A variable speed pitch control (or vari-speed) is a control on an audio device such as a turntable, tape recorder, or CD player that allows the operator to deviate from a standard speed (such as 33⅓, 45 or even 78 rpm on a turntable).
Popular music is music with wide appeal that is typically distributed to large audiences through the music industry.
Punch in/out is a recording technique used on early multitrack recordings whereby a portion of the performance was recorded onto a previously recorded tape, usually overwriting any sound that had previously been on the track used.
RCA Records (formerly legally traded as the RCA Records Label) is an American record label owned by Sony Music, a subsidiary of Sony Corporation of America.
A recording studio is a specialized facility for sound recording, mixing, and audio production of instrumental or vocal musical performances, spoken words, and other sounds.
A rhythm section (also called a backup band) is a group of musicians within a music ensemble or band who provide the underlying rhythm, harmony and pulse of the accompaniment, providing a rhythmic and harmonic reference and "beat" for the rest of the band.
In music, sampling is the act of taking a portion, or sample, of one sound recording and reusing it as an instrument or a sound recording in a different song or piece.
Sel-Sync or Selective Synchronous recording is the process of selectively using audio tape record heads as play back heads so that new signals can be recorded on other tracks in perfect sync with the existing tracks.
Session musicians, studio musicians, or backing musicians are musicians hired to perform in recording sessions or live performances.
Sidney Bechet (May 14, 1897 – May 14, 1959) was an African American jazz saxophonist, clarinetist, and composer.
A sound card (also known as an audio card) is an internal expansion card that provides input and output of audio signals to and from a computer under control of computer programs.
The Monkees were an American rock and pop band originally active between 1966 and 1971, with reunion albums and tours in the decades that followed.
"The Sheik of Araby" is a song that was written in 1921 by Harry B. Smith and Francis Wheeler, with music by Ted Snyder.

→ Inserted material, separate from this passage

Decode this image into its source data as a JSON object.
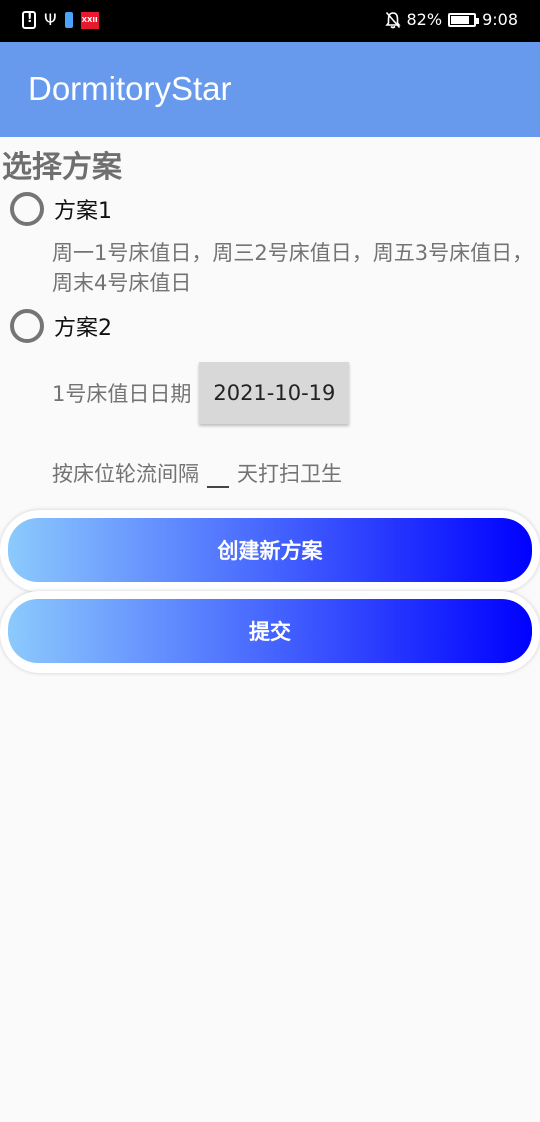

Wolfgang Amadeus Mozart (27 January 1756 – 5 December 1791), baptised as Johannes Chrysostomus Wolfgangus Theophilus Mozart, was a prolific and influential composer of the classical era.